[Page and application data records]
###

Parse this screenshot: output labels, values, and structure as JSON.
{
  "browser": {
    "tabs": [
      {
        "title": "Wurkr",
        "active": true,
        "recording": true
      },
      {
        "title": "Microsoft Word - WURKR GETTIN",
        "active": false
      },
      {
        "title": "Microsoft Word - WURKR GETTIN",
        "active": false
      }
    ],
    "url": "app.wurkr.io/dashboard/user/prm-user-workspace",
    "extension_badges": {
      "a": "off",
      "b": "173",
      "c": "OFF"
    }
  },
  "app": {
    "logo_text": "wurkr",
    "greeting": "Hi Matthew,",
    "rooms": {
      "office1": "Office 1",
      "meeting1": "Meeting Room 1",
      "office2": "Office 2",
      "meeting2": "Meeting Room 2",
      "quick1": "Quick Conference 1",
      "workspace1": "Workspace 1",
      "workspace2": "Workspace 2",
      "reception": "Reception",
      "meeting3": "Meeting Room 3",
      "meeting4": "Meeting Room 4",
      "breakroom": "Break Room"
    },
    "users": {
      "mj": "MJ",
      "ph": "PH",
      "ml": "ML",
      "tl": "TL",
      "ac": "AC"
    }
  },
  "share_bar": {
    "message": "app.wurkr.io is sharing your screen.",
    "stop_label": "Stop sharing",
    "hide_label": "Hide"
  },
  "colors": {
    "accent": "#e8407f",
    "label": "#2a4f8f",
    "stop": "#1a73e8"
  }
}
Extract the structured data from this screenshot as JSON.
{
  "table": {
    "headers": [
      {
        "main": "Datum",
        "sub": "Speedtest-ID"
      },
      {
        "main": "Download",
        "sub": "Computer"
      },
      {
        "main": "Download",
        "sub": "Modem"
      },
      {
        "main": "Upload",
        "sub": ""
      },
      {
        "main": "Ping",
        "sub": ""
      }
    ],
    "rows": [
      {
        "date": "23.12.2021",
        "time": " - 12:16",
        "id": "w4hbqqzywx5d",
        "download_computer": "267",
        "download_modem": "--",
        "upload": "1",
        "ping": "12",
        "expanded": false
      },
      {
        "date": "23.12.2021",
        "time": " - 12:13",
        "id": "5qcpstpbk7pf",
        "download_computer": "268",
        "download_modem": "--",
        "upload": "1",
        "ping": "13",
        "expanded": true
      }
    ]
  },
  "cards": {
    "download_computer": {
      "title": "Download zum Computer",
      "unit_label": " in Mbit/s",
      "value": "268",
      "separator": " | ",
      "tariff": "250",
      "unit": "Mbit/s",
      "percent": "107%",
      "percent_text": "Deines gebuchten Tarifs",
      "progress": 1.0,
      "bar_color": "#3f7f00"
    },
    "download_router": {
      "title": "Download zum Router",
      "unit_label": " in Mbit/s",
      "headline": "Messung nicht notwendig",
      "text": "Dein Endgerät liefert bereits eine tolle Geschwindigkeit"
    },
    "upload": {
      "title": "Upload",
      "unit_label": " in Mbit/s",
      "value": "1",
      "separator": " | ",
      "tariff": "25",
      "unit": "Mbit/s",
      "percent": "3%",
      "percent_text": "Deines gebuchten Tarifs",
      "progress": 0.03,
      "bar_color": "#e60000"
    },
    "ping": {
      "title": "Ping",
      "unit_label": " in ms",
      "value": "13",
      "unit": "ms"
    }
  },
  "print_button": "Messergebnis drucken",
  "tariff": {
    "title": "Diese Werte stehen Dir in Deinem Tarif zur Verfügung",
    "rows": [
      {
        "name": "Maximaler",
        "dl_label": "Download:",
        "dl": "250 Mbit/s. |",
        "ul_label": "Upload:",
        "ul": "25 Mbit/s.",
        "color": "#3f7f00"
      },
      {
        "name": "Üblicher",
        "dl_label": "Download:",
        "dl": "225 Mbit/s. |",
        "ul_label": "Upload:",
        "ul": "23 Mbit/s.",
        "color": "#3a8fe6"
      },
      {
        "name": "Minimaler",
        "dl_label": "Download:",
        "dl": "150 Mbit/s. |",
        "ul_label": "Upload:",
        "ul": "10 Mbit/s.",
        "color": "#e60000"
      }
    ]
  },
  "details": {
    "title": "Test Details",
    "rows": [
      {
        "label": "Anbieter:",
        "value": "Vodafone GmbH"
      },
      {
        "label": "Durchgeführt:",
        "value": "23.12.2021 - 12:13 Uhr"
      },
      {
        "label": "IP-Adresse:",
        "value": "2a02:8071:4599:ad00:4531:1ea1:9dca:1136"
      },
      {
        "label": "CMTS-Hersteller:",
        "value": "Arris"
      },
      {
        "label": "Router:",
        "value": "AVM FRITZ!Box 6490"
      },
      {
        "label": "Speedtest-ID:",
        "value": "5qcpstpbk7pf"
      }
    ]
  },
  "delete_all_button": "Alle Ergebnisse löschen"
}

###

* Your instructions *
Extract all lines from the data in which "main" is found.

* Finished exercise *
        "main": "Datum",
        "main": "Download",
        "main": "Download",
        "main": "Upload",
        "main": "Ping",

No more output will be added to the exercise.